- [THE TASK] Reproduce every record below exactly as written, leaving out any pictures.

(Items from an interface collection)
++++++

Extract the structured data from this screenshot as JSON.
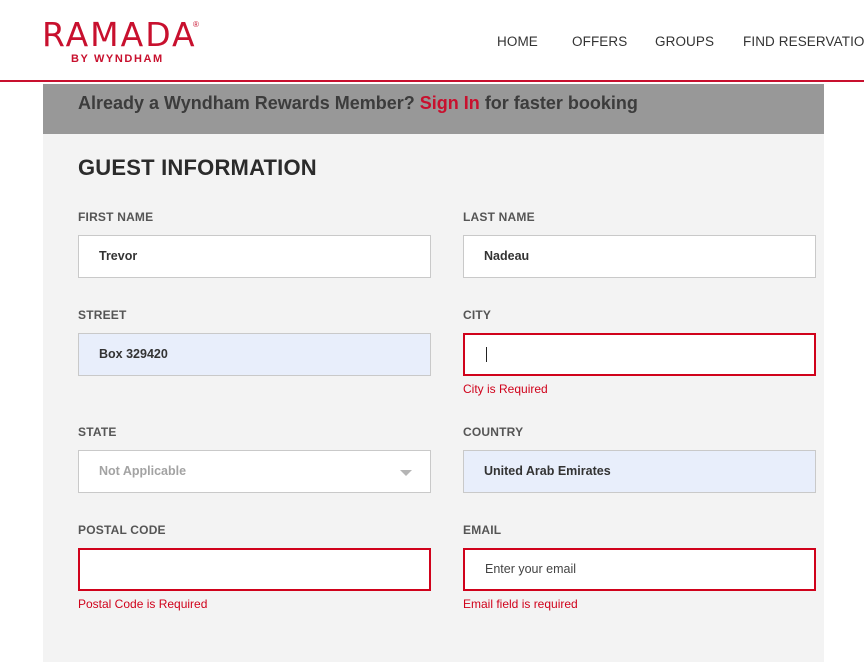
{
  "header": {
    "logo": {
      "brand": "RAMADA",
      "registered": "®",
      "sub": "BY WYNDHAM"
    },
    "nav": [
      "HOME",
      "OFFERS",
      "GROUPS",
      "FIND RESERVATION"
    ]
  },
  "banner": {
    "prefix": "Already a Wyndham Rewards Member?",
    "link": "Sign In",
    "suffix": "for faster booking"
  },
  "form": {
    "title": "GUEST INFORMATION",
    "first_name": {
      "label": "FIRST NAME",
      "value": "Trevor"
    },
    "last_name": {
      "label": "LAST NAME",
      "value": "Nadeau"
    },
    "street": {
      "label": "STREET",
      "value": "Box 329420"
    },
    "city": {
      "label": "CITY",
      "value": "",
      "error": "City is Required"
    },
    "state": {
      "label": "STATE",
      "value": "Not Applicable"
    },
    "country": {
      "label": "COUNTRY",
      "value": "United Arab Emirates"
    },
    "postal_code": {
      "label": "POSTAL CODE",
      "value": "",
      "error": "Postal Code is Required"
    },
    "email": {
      "label": "EMAIL",
      "placeholder": "Enter your email",
      "error": "Email field is required"
    }
  },
  "colors": {
    "brand": "#c8102e",
    "error": "#d0021b",
    "autofill": "#e8eefb",
    "banner": "#989898"
  }
}
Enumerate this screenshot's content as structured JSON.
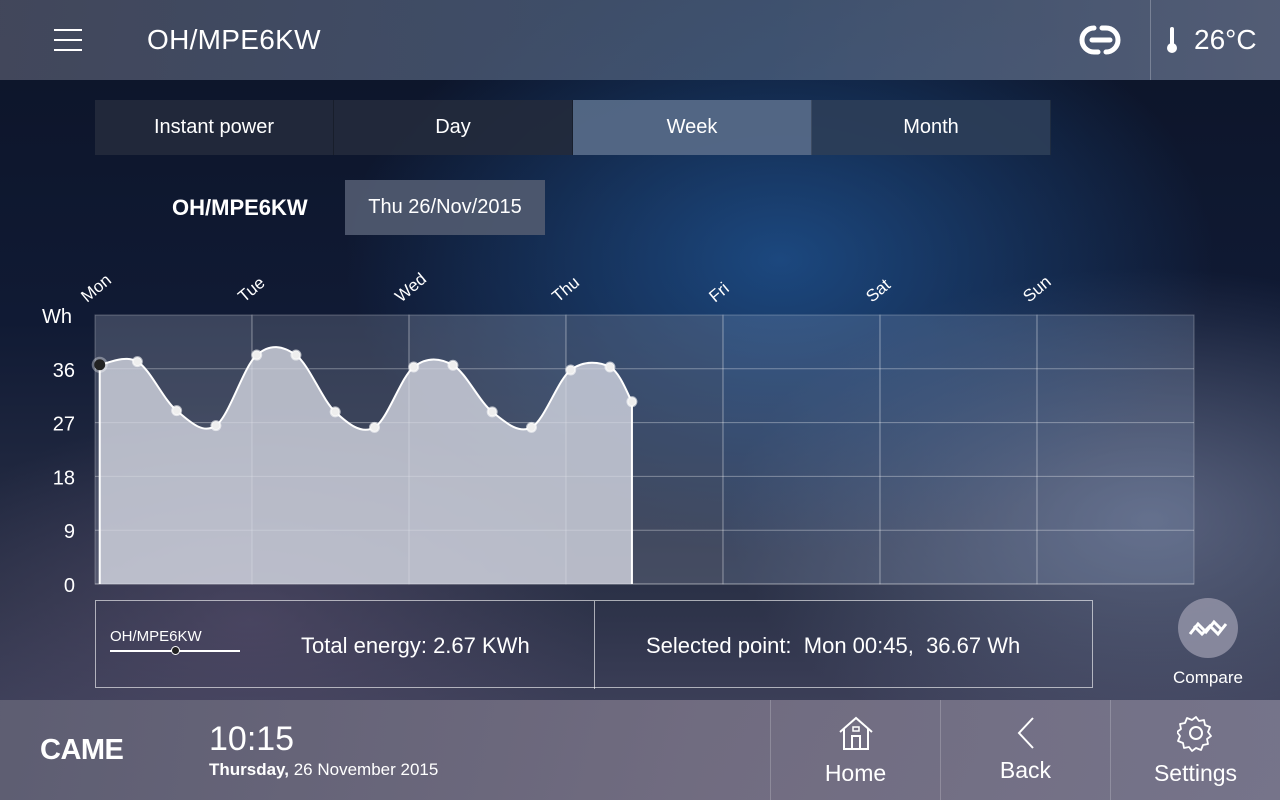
{
  "header": {
    "title": "OH/MPE6KW",
    "temperature": "26°C"
  },
  "tabs": [
    {
      "label": "Instant power",
      "active": false
    },
    {
      "label": "Day",
      "active": false
    },
    {
      "label": "Week",
      "active": true
    },
    {
      "label": "Month",
      "active": false
    }
  ],
  "device_label": "OH/MPE6KW",
  "selected_date": "Thu 26/Nov/2015",
  "chart_data": {
    "type": "area",
    "ylabel": "Wh",
    "yticks": [
      0,
      9,
      18,
      27,
      36
    ],
    "ylim": [
      0,
      45
    ],
    "days": [
      "Mon",
      "Tue",
      "Wed",
      "Thu",
      "Fri",
      "Sat",
      "Sun"
    ],
    "x_units": "days from start of week",
    "points": [
      [
        0.03,
        36.67
      ],
      [
        0.27,
        37.2
      ],
      [
        0.52,
        29
      ],
      [
        0.77,
        26.5
      ],
      [
        1.03,
        38.3
      ],
      [
        1.28,
        38.3
      ],
      [
        1.53,
        28.8
      ],
      [
        1.78,
        26.2
      ],
      [
        2.03,
        36.3
      ],
      [
        2.28,
        36.6
      ],
      [
        2.53,
        28.8
      ],
      [
        2.78,
        26.2
      ],
      [
        3.03,
        35.8
      ],
      [
        3.28,
        36.3
      ],
      [
        3.42,
        30.5
      ]
    ],
    "selected_index": 0,
    "grid": true
  },
  "legend": {
    "series_name": "OH/MPE6KW",
    "total_energy": "Total energy: 2.67 KWh",
    "selected_point": "Selected point:  Mon 00:45,  36.67 Wh"
  },
  "compare": {
    "label": "Compare"
  },
  "footer": {
    "logo": "CAME",
    "time": "10:15",
    "weekday": "Thursday,",
    "date": "26 November 2015",
    "nav": [
      {
        "label": "Home",
        "icon": "home-icon"
      },
      {
        "label": "Back",
        "icon": "back-icon"
      },
      {
        "label": "Settings",
        "icon": "gear-icon"
      }
    ]
  }
}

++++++

- [RESULT OF THE EXERCISE]
Extract the structured data from this screenshot as JSON.
{
  "header": {
    "logo": {
      "brand": "RAMADA",
      "registered": "®",
      "sub": "BY WYNDHAM"
    },
    "nav": [
      "HOME",
      "OFFERS",
      "GROUPS",
      "FIND RESERVATION"
    ]
  },
  "banner": {
    "prefix": "Already a Wyndham Rewards Member?",
    "link": "Sign In",
    "suffix": "for faster booking"
  },
  "form": {
    "title": "GUEST INFORMATION",
    "first_name": {
      "label": "FIRST NAME",
      "value": "Trevor"
    },
    "last_name": {
      "label": "LAST NAME",
      "value": "Nadeau"
    },
    "street": {
      "label": "STREET",
      "value": "Box 329420"
    },
    "city": {
      "label": "CITY",
      "value": "",
      "error": "City is Required"
    },
    "state": {
      "label": "STATE",
      "value": "Not Applicable"
    },
    "country": {
      "label": "COUNTRY",
      "value": "United Arab Emirates"
    },
    "postal_code": {
      "label": "POSTAL CODE",
      "value": "",
      "error": "Postal Code is Required"
    },
    "email": {
      "label": "EMAIL",
      "placeholder": "Enter your email",
      "error": "Email field is required"
    }
  },
  "colors": {
    "brand": "#c8102e",
    "error": "#d0021b",
    "autofill": "#e8eefb",
    "banner": "#989898"
  }
}
Enumerate this screenshot's content as structured JSON.
{
  "header": {
    "title": "OH/MPE6KW",
    "temperature": "26°C"
  },
  "tabs": [
    {
      "label": "Instant power",
      "active": false
    },
    {
      "label": "Day",
      "active": false
    },
    {
      "label": "Week",
      "active": true
    },
    {
      "label": "Month",
      "active": false
    }
  ],
  "device_label": "OH/MPE6KW",
  "selected_date": "Thu 26/Nov/2015",
  "chart_data": {
    "type": "area",
    "ylabel": "Wh",
    "yticks": [
      0,
      9,
      18,
      27,
      36
    ],
    "ylim": [
      0,
      45
    ],
    "days": [
      "Mon",
      "Tue",
      "Wed",
      "Thu",
      "Fri",
      "Sat",
      "Sun"
    ],
    "x_units": "days from start of week",
    "points": [
      [
        0.03,
        36.67
      ],
      [
        0.27,
        37.2
      ],
      [
        0.52,
        29
      ],
      [
        0.77,
        26.5
      ],
      [
        1.03,
        38.3
      ],
      [
        1.28,
        38.3
      ],
      [
        1.53,
        28.8
      ],
      [
        1.78,
        26.2
      ],
      [
        2.03,
        36.3
      ],
      [
        2.28,
        36.6
      ],
      [
        2.53,
        28.8
      ],
      [
        2.78,
        26.2
      ],
      [
        3.03,
        35.8
      ],
      [
        3.28,
        36.3
      ],
      [
        3.42,
        30.5
      ]
    ],
    "selected_index": 0,
    "grid": true
  },
  "legend": {
    "series_name": "OH/MPE6KW",
    "total_energy": "Total energy: 2.67 KWh",
    "selected_point": "Selected point:  Mon 00:45,  36.67 Wh"
  },
  "compare": {
    "label": "Compare"
  },
  "footer": {
    "logo": "CAME",
    "time": "10:15",
    "weekday": "Thursday,",
    "date": "26 November 2015",
    "nav": [
      {
        "label": "Home",
        "icon": "home-icon"
      },
      {
        "label": "Back",
        "icon": "back-icon"
      },
      {
        "label": "Settings",
        "icon": "gear-icon"
      }
    ]
  }
}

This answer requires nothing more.